Introduction: The number of eggs a woman has throughout her lifetime is a fascinating aspect of reproductive biology. Let’s explore the stages at which these eggs develop and how their quantity changes over time.
Birth: 1-2 Million Eggs
At birth, a female baby is born with approximately 1-2 million eggs, a vast reservoir that holds the potential for future pregnancies. These eggs are immature and dormant, awaiting the onset of puberty.
Puberty: 500,000 Eggs
As a girl enters puberty, usually around the age of 12-14, a significant number of eggs undergo a process called folliculogenesis, where they mature within fluid-filled sacs called follicles. By the time of her first menstrual cycle, the number of eggs has reduced to around 500,000.
Adult Age: 300,000 Eggs
Throughout a woman’s reproductive years, which extend until menopause, the number of eggs continues to decline. By the time she reaches adulthood, typically in her late teens to early twenties, the number of eggs may reduce to approximately 300,000.
This gradual reduction occurs naturally as a result of the monthly release of eggs during the menstrual cycle. By the age of 30, a woman may have about 100,000 eggs, and by the time she reaches menopause, usually in her late 40s to early 50s, the remaining eggs are significantly diminished.
Understanding this biological timeline provides insight into the reproductive lifespan of a woman and the factors influencing fertility as she progresses through different stages of life.
Conclusion: While the number of eggs decreases over time, the quality of eggs also plays a crucial role in fertility. This understanding becomes essential for women considering family planning and those seeking assisted reproductive technologies.

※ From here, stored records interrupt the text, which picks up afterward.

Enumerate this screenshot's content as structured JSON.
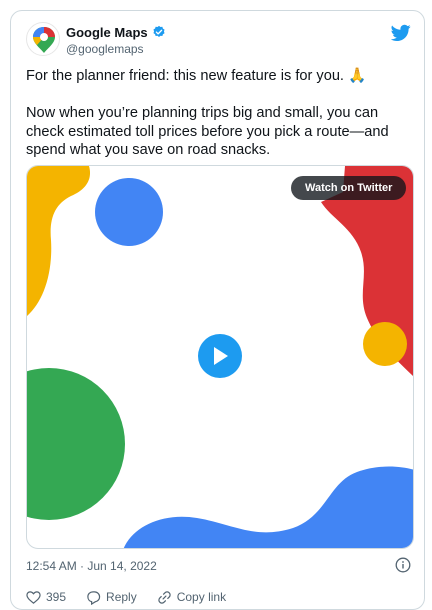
{
  "author": {
    "display_name": "Google Maps",
    "handle": "@googlemaps",
    "verified": true,
    "avatar_icon": "google-maps-pin-icon"
  },
  "tweet": {
    "line1": "For the planner friend: this new feature is for you. 🙏",
    "line2": "Now when you’re planning trips big and small, you can check estimated toll prices before you pick a route—and spend what you save on road snacks."
  },
  "media": {
    "watch_label": "Watch on Twitter",
    "play_icon": "play-icon"
  },
  "footer": {
    "timestamp": "12:54 AM · Jun 14, 2022",
    "info_icon": "info-icon"
  },
  "actions": [
    {
      "icon": "heart-icon",
      "label": "395"
    },
    {
      "icon": "reply-icon",
      "label": "Reply"
    },
    {
      "icon": "link-icon",
      "label": "Copy link"
    }
  ],
  "colors": {
    "blue": "#4285f4",
    "red": "#db3236",
    "yellow": "#f4b400",
    "green": "#34a853",
    "twitter_blue": "#1d9bf0"
  }
}
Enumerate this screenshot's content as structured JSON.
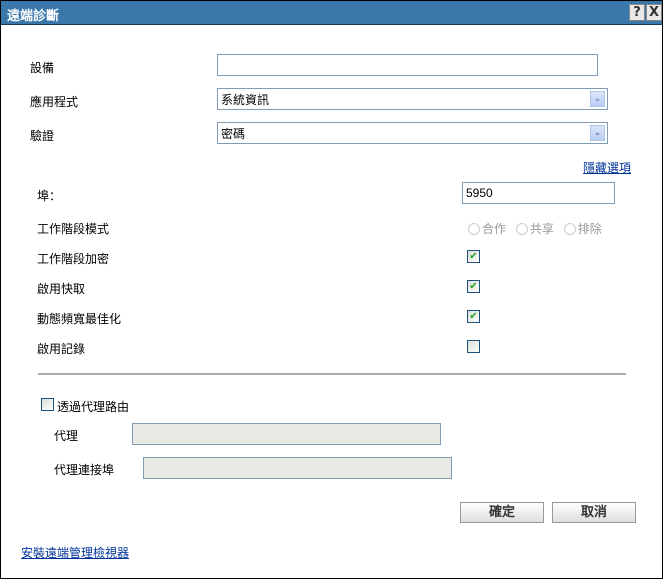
{
  "window": {
    "title": "遠端診斷",
    "help": "?",
    "close": "X"
  },
  "form": {
    "device_label": "設備",
    "device_value": "",
    "app_label": "應用程式",
    "app_value": "系統資訊",
    "auth_label": "驗證",
    "auth_value": "密碼",
    "hide_options": "隱藏選項",
    "port_label": "埠：",
    "port_value": "5950",
    "session_mode_label": "工作階段模式",
    "session_modes": [
      "合作",
      "共享",
      "排除"
    ],
    "session_encrypt_label": "工作階段加密",
    "session_encrypt_checked": true,
    "cache_label": "啟用快取",
    "cache_checked": true,
    "bandwidth_label": "動態頻寬最佳化",
    "bandwidth_checked": true,
    "logging_label": "啟用記錄",
    "logging_checked": false,
    "proxy_route_label": "透過代理路由",
    "proxy_route_checked": false,
    "proxy_label": "代理",
    "proxy_value": "",
    "proxy_port_label": "代理連接埠",
    "proxy_port_value": ""
  },
  "buttons": {
    "ok": "確定",
    "cancel": "取消"
  },
  "footer_link": "安裝遠端管理檢視器"
}
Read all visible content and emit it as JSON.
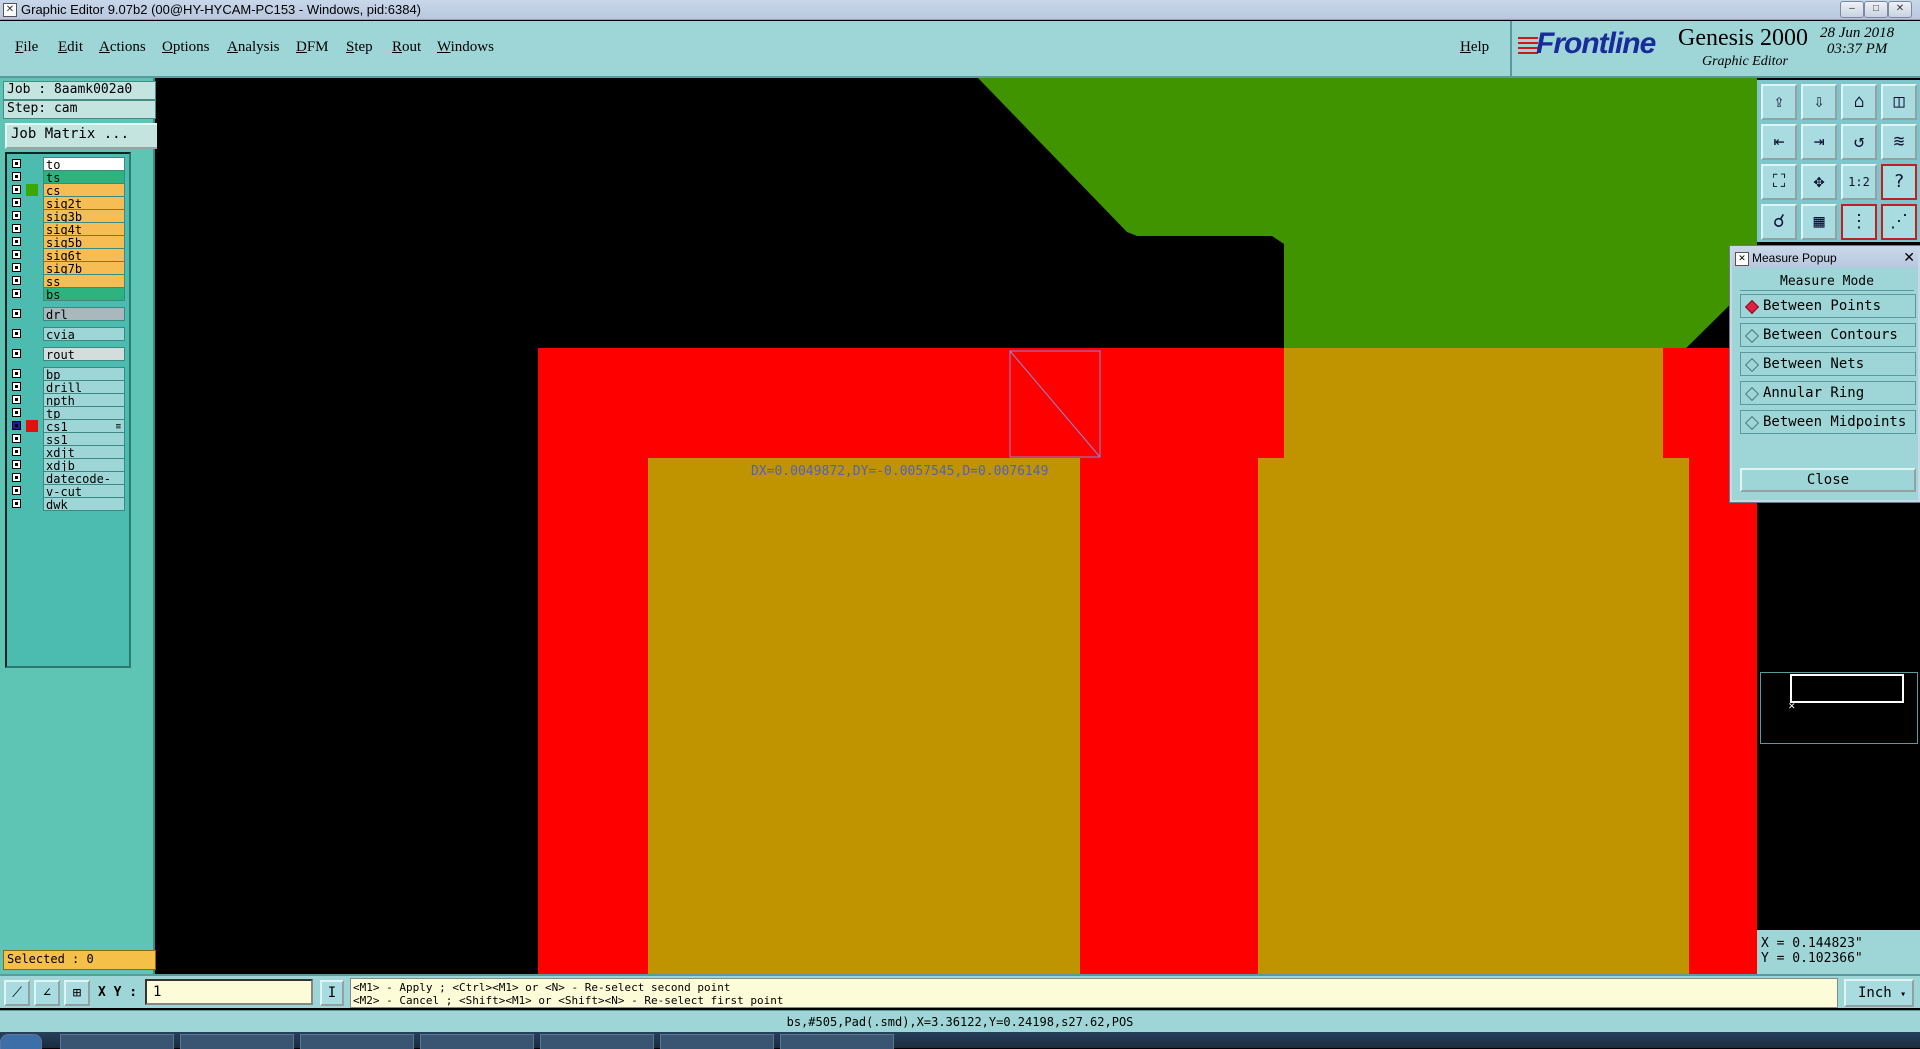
{
  "window": {
    "title": "Graphic Editor 9.07b2 (00@HY-HYCAM-PC153 - Windows, pid:6384)",
    "controls": [
      "–",
      "□",
      "✕"
    ]
  },
  "menu": [
    "File",
    "Edit",
    "Actions",
    "Options",
    "Analysis",
    "DFM",
    "Step",
    "Rout",
    "Windows"
  ],
  "help_label": "Help",
  "brand": {
    "logo_text": "Frontline",
    "product": "Genesis 2000",
    "subtitle": "Graphic Editor",
    "date": "28 Jun 2018",
    "time": "03:37 PM"
  },
  "job": {
    "job_line": "Job : 8aamk002a0",
    "step_line": "Step: cam",
    "matrix_button": "Job Matrix ..."
  },
  "layers": [
    {
      "name": "to",
      "color": "#ffffff",
      "swatch": "",
      "group": 0
    },
    {
      "name": "ts",
      "color": "#2fb37e",
      "swatch": "",
      "group": 0
    },
    {
      "name": "cs",
      "color": "#f7bd55",
      "swatch": "#3aa800",
      "group": 0
    },
    {
      "name": "sig2t",
      "color": "#f7bd55",
      "swatch": "",
      "group": 0
    },
    {
      "name": "sig3b",
      "color": "#f7bd55",
      "swatch": "",
      "group": 0
    },
    {
      "name": "sig4t",
      "color": "#f7bd55",
      "swatch": "",
      "group": 0
    },
    {
      "name": "sig5b",
      "color": "#f7bd55",
      "swatch": "",
      "group": 0
    },
    {
      "name": "sig6t",
      "color": "#f7bd55",
      "swatch": "",
      "group": 0
    },
    {
      "name": "sig7b",
      "color": "#f7bd55",
      "swatch": "",
      "group": 0
    },
    {
      "name": "ss",
      "color": "#f7bd55",
      "swatch": "",
      "group": 0
    },
    {
      "name": "bs",
      "color": "#2fb37e",
      "swatch": "",
      "group": 0
    },
    {
      "name": "drl",
      "color": "#a8b8bc",
      "swatch": "",
      "group": 1
    },
    {
      "name": "cvia",
      "color": "#9ed6d8",
      "swatch": "",
      "group": 2
    },
    {
      "name": "rout",
      "color": "#d4dcdc",
      "swatch": "",
      "group": 3
    },
    {
      "name": "bp",
      "color": "#9ed6d8",
      "swatch": "",
      "group": 4
    },
    {
      "name": "drill",
      "color": "#9ed6d8",
      "swatch": "",
      "group": 4
    },
    {
      "name": "npth",
      "color": "#9ed6d8",
      "swatch": "",
      "group": 4
    },
    {
      "name": "tp",
      "color": "#9ed6d8",
      "swatch": "",
      "group": 4
    },
    {
      "name": "cs1",
      "color": "#9ed6d8",
      "swatch": "#e01010",
      "group": 4,
      "active": true,
      "mark": "≡"
    },
    {
      "name": "ss1",
      "color": "#9ed6d8",
      "swatch": "",
      "group": 4
    },
    {
      "name": "xdjt",
      "color": "#9ed6d8",
      "swatch": "",
      "group": 4
    },
    {
      "name": "xdjb",
      "color": "#9ed6d8",
      "swatch": "",
      "group": 4
    },
    {
      "name": "datecode-cs",
      "color": "#9ed6d8",
      "swatch": "",
      "group": 4
    },
    {
      "name": "v-cut",
      "color": "#9ed6d8",
      "swatch": "",
      "group": 4
    },
    {
      "name": "dwk",
      "color": "#9ed6d8",
      "swatch": "",
      "group": 4
    }
  ],
  "selected": "Selected : 0",
  "measure": {
    "readout": "DX=0.0049872,DY=-0.0057545,D=0.0076149"
  },
  "measure_popup": {
    "title": "Measure Popup",
    "mode_label": "Measure Mode",
    "options": [
      {
        "label": "Between Points",
        "selected": true
      },
      {
        "label": "Between Contours",
        "selected": false
      },
      {
        "label": "Between Nets",
        "selected": false
      },
      {
        "label": "Annular Ring",
        "selected": false
      },
      {
        "label": "Between Midpoints",
        "selected": false
      }
    ],
    "close_label": "Close"
  },
  "toolbar_icons": [
    "import-icon",
    "export-icon",
    "home-icon",
    "split-view-icon",
    "pan-left-icon",
    "pan-right-icon",
    "undo-icon",
    "snap-icon",
    "zoom-fit-icon",
    "zoom-center-icon",
    "scale-one-to-two-icon",
    "help-icon",
    "measure-tool-icon",
    "grid-icon",
    "layer-stack-icon",
    "net-icon"
  ],
  "toolbar_glyphs": [
    "⇪",
    "⇩",
    "⌂",
    "◫",
    "⇤",
    "⇥",
    "↺",
    "≋",
    "⛶",
    "✥",
    "1:2",
    "?",
    "☌",
    "▦",
    "⋮",
    "⋰"
  ],
  "coords": {
    "x": "X = 0.144823\"",
    "y": "Y = 0.102366\""
  },
  "cmd": {
    "xy_label": "X Y :",
    "xy_value": "1",
    "i_button": "I",
    "hint1": "<M1> - Apply  ; <Ctrl><M1> or <N> - Re-select second point",
    "hint2": "<M2> - Cancel ; <Shift><M1> or <Shift><N> - Re-select first point",
    "unit": "Inch"
  },
  "status": "bs,#505,Pad(.smd),X=3.36122,Y=0.24198,s27.62,POS",
  "colors": {
    "cs_copper": "#3f9400",
    "cs1_red": "#ff0000",
    "overlap_gold": "#c09400",
    "ui_teal": "#9ed6d8"
  }
}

Embracing this knowledge empowers women to make informed choices about their reproductive health.